* _ENTRIES SHOWN_

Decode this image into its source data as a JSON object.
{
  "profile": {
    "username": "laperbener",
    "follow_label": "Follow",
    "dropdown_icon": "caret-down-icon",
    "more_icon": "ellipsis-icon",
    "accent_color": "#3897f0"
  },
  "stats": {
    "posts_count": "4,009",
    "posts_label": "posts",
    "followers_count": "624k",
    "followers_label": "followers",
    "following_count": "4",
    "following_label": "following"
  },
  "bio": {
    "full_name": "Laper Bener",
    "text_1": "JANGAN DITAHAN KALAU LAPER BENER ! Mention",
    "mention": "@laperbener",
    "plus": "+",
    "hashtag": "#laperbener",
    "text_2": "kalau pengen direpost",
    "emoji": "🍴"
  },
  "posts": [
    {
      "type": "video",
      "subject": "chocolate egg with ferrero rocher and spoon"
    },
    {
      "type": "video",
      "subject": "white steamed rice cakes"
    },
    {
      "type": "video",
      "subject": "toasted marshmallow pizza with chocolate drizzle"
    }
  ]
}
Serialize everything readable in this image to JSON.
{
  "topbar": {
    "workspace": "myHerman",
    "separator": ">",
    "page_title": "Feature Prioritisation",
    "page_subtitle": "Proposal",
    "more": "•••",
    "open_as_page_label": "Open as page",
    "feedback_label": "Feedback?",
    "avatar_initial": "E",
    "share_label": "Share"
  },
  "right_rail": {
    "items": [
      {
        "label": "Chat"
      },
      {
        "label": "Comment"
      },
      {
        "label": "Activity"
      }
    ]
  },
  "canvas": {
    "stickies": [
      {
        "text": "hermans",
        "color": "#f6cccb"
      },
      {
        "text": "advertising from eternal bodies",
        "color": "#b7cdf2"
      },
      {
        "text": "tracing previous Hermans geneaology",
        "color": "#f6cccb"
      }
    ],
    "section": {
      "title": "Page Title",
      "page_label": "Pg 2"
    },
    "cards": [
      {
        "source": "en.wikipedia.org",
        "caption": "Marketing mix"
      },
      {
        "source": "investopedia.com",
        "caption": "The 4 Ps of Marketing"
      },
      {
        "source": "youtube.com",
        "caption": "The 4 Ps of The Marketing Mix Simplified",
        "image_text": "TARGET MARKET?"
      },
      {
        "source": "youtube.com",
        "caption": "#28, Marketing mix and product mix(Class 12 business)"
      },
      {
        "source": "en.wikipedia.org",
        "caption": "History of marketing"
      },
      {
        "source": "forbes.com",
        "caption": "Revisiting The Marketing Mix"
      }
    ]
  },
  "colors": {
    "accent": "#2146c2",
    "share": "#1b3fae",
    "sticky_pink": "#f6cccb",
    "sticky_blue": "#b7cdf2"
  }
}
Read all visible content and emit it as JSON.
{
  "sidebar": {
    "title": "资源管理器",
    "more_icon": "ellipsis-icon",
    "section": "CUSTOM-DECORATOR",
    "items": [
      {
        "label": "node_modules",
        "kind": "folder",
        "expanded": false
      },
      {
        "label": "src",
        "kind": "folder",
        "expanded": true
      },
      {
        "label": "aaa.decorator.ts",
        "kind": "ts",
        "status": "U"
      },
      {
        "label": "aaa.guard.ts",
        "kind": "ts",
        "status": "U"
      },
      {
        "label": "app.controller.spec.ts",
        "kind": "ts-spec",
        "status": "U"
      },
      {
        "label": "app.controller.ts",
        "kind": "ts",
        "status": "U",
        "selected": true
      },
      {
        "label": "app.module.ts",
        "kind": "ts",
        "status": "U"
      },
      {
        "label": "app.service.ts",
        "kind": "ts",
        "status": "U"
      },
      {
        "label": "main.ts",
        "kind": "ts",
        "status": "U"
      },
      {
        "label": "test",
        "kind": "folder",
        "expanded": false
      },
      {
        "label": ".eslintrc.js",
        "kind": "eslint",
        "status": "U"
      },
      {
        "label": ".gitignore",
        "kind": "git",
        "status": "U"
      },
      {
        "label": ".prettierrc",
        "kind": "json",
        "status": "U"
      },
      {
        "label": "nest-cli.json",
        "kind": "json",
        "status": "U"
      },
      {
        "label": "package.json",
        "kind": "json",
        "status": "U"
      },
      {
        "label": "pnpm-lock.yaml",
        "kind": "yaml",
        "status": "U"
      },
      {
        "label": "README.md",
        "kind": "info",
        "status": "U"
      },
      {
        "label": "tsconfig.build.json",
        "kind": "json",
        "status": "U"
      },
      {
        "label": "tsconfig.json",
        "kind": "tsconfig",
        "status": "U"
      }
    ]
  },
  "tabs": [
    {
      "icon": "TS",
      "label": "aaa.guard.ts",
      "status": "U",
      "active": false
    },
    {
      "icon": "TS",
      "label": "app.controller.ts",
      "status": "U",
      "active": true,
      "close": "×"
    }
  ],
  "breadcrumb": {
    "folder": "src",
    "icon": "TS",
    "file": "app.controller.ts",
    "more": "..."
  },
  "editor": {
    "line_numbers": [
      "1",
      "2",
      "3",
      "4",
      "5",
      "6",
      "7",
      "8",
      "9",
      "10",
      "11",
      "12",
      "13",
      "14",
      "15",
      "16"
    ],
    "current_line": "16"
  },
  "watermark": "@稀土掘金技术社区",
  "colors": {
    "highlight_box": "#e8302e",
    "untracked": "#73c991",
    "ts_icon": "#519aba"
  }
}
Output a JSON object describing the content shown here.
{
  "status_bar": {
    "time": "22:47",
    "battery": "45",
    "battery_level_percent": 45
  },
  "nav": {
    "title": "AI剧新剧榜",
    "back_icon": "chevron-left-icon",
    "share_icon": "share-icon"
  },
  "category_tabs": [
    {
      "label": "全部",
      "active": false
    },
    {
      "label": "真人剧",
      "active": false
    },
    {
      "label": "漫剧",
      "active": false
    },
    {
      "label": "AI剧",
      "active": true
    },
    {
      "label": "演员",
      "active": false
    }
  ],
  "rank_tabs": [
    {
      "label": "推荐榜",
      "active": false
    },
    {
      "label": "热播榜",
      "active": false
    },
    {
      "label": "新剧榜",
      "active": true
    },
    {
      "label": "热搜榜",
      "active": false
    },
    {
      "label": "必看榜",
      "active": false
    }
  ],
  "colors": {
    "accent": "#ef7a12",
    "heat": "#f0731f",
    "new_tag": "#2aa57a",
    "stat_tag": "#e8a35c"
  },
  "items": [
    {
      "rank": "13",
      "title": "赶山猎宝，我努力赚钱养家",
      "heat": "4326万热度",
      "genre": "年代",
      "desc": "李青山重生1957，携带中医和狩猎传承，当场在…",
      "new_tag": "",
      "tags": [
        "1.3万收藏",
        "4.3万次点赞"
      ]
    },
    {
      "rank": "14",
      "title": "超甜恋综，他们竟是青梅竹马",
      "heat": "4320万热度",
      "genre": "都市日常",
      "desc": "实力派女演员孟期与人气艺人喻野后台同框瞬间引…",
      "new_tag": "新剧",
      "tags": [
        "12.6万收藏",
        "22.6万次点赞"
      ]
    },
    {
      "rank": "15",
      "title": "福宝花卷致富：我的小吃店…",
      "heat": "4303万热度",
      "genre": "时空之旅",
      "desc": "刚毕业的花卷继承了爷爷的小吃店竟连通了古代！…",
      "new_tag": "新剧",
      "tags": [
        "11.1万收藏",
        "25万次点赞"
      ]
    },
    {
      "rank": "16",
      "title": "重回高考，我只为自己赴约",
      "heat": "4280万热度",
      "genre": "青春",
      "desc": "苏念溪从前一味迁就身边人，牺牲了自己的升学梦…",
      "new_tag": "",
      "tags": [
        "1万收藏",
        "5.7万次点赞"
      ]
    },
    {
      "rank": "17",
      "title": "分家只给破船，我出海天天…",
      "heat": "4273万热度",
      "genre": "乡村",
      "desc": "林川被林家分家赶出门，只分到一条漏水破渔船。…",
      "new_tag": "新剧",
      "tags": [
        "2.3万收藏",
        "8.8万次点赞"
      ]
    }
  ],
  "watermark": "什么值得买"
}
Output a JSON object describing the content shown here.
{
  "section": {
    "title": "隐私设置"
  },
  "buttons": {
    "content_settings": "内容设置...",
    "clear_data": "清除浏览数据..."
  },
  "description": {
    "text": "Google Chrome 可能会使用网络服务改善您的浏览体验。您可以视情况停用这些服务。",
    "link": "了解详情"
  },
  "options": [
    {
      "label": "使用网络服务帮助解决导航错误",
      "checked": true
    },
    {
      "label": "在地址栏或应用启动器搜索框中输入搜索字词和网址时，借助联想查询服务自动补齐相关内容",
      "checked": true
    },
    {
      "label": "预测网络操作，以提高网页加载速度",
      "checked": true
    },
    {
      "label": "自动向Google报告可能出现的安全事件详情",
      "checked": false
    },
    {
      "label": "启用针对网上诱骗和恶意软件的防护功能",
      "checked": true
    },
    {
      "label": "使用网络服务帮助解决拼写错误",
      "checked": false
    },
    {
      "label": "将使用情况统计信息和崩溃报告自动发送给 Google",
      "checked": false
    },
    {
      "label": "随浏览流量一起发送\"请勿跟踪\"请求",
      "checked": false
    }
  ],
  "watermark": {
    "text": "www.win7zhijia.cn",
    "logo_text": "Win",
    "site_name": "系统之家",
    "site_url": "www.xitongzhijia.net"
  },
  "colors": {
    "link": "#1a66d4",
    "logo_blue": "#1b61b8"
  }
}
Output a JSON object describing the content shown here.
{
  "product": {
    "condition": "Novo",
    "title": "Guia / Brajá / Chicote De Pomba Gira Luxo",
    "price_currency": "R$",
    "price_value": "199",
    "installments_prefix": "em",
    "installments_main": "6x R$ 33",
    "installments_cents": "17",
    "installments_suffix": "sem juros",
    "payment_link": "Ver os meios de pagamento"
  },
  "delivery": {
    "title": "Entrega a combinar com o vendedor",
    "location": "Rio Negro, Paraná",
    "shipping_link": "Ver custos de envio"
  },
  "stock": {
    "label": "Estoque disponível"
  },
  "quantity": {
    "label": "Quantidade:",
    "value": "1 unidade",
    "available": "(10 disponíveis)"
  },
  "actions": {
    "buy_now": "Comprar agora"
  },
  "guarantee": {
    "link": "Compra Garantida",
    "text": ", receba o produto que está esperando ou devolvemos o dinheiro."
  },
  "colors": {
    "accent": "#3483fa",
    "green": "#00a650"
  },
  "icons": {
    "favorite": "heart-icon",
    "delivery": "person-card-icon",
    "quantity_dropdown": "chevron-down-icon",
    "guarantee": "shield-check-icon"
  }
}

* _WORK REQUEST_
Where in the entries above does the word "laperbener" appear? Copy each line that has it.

* _EXERCISE OUTPUT_
    "username": "laperbener",
    "mention": "@laperbener",
    "hashtag": "#laperbener",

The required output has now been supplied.